One reason for the even field is the athletic department encourages its athletes to play more than one sport. This philosophy started with Billy Henderson and it has been adopted by current athletic director Jon Ward.
The department believes when athletes play multiple sports, they stay focused and in shape for the full calendar year. This factor leans toward the trend present at Clarke Central.
“We want to give students as many opportunities as we can,” said Posey. “Research shows that if they stay active and stay busy, their grades will go up.”
They “share the wealth” at Clarke Central. Now, the stellar athlete that plays football in the fall also runs track and shoots mid-range jump shots in the spring. No one embodies this “wealth” like senior Cameron Johnson.
In addition to winning player of the year in basketball, Johnson’s football teammates voted him team MVP for his work at quarterback last season.
“Our athletic department supports our athletes,” said Johnson. “They know you are a hard worker because they pushed you to be that. Excellence is everywhere in the building because of that.”
The rise of competitive schools in the Athens region and high school realignment have also contributed to the trend of Clarke Central becoming a multi-sport school. In the late 1970s and early 1980s, two schools dominated the Athens region, Cedar Shoals and Clarke Central.
During this period, the battles on the gridiron between the two were highly competitive, unlike in 2014 where Clarke Central has dominated the series recently.
Now, talent that stayed between those two schools has been absorbed by surrounding schools. North Oconee High School, established in 2004, lies just 12.9 miles from Clarke Central. Since 2004, the Titans, with the help of redistricting of school zones, have taken prime football talent from the Gladiators.
Clarke Central is now in AAAAA play with consistent contenders such as Gainesville and Flowery Branch. Recently, high school athletics, similar to collegiate athletics, has undergone realignment.

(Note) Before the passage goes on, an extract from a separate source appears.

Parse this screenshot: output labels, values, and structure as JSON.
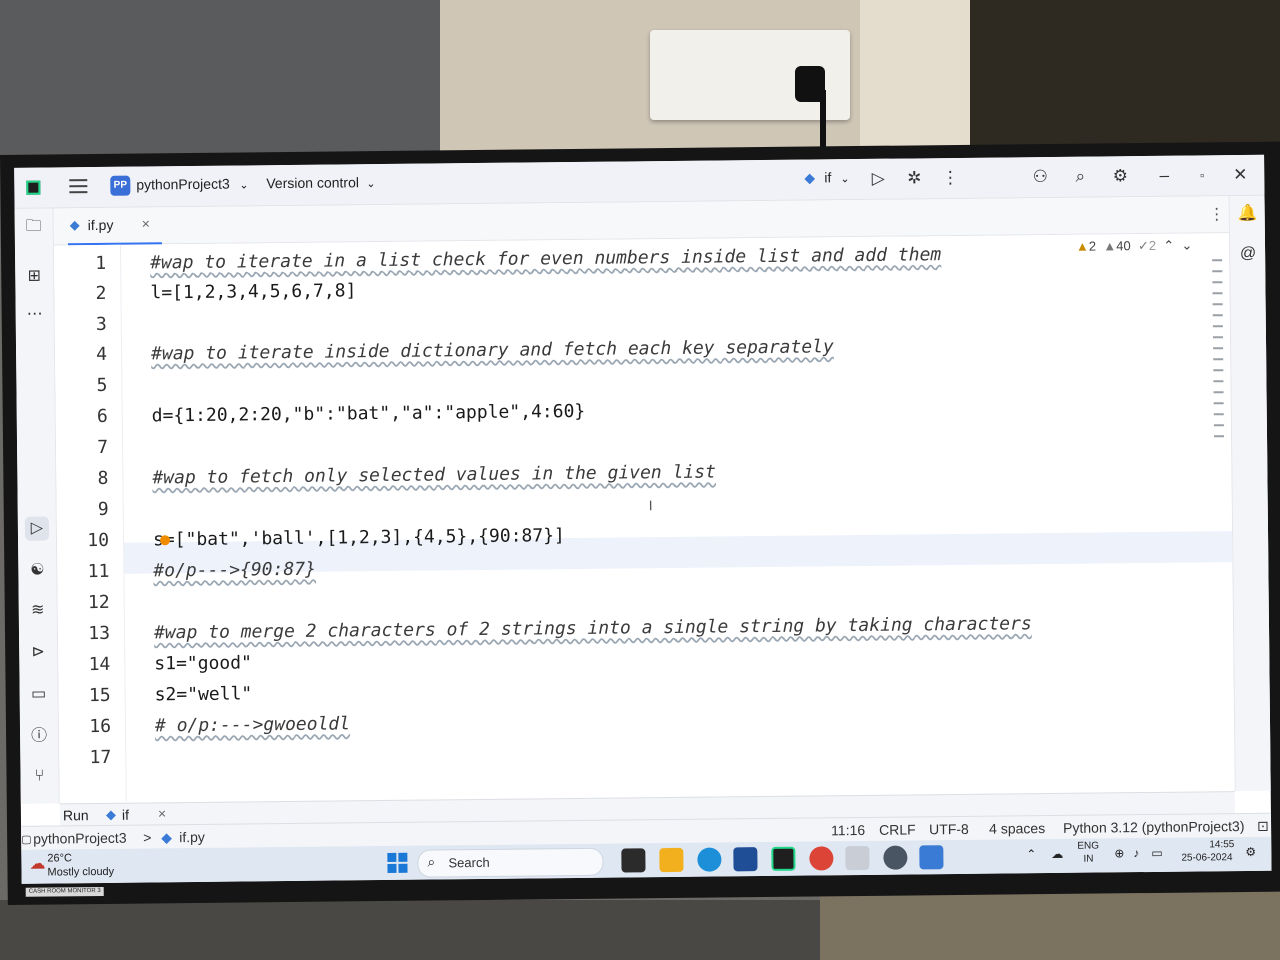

Schools have been reclassified based on school enrollment. In the 1980s until the middle of the 1990s, Clarke Central’s average enrollment totaled between 1,000-1,100 students.
Now, the enrollment nears about 1,500 students. A school that thrived in AAA competition is now featured in AAAAA because of the increase of students. The larger schools go in the highest classification, AAAAAA, and lower populated schools go in A.
According to the Georgia High School Association constitution, “Every two years, member schools will be placed in classifications for competition… based on the full time equivalent count for students in Grades 9-11 provided by the Georgia Department of Education for the fall semester of the second year of the current reclassification cycle.”
For those who know the program, Clarke Central is far from just a football school. However, for some, football will always be the topic of conversation.
On fall Fridays at 7pm, people will still pack Billy Henderson Stadium waiting to see the latest installment of the football under the lights.
“We can go on a win a state title in basketball, wrestling, and soccer,” said Gladiator Television analyst Buster Crumpton. “Regardless, we will still have everybody asking, what can we expect from the football team this season?”